> Exercise data
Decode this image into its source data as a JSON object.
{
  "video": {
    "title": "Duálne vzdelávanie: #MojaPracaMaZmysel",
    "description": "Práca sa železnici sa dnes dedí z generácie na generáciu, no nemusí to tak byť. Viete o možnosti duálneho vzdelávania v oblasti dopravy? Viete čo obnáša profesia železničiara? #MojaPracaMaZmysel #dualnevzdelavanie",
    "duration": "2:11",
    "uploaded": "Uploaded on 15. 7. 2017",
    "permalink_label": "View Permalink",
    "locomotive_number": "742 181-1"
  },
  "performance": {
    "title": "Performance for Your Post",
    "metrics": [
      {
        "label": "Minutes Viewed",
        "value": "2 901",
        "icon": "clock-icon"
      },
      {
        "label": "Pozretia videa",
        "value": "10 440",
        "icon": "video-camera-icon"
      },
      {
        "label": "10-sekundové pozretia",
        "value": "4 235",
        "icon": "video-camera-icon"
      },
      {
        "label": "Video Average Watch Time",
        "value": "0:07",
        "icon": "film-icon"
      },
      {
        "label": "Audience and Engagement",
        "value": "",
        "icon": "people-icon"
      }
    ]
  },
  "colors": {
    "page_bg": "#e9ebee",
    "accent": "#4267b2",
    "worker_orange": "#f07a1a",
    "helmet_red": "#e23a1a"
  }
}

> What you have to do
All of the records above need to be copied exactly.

> Solution
Decode this image into its source data as a JSON object.
{
  "video": {
    "title": "Duálne vzdelávanie: #MojaPracaMaZmysel",
    "description": "Práca sa železnici sa dnes dedí z generácie na generáciu, no nemusí to tak byť. Viete o možnosti duálneho vzdelávania v oblasti dopravy? Viete čo obnáša profesia železničiara? #MojaPracaMaZmysel #dualnevzdelavanie",
    "duration": "2:11",
    "uploaded": "Uploaded on 15. 7. 2017",
    "permalink_label": "View Permalink",
    "locomotive_number": "742 181-1"
  },
  "performance": {
    "title": "Performance for Your Post",
    "metrics": [
      {
        "label": "Minutes Viewed",
        "value": "2 901",
        "icon": "clock-icon"
      },
      {
        "label": "Pozretia videa",
        "value": "10 440",
        "icon": "video-camera-icon"
      },
      {
        "label": "10-sekundové pozretia",
        "value": "4 235",
        "icon": "video-camera-icon"
      },
      {
        "label": "Video Average Watch Time",
        "value": "0:07",
        "icon": "film-icon"
      },
      {
        "label": "Audience and Engagement",
        "value": "",
        "icon": "people-icon"
      }
    ]
  },
  "colors": {
    "page_bg": "#e9ebee",
    "accent": "#4267b2",
    "worker_orange": "#f07a1a",
    "helmet_red": "#e23a1a"
  }
}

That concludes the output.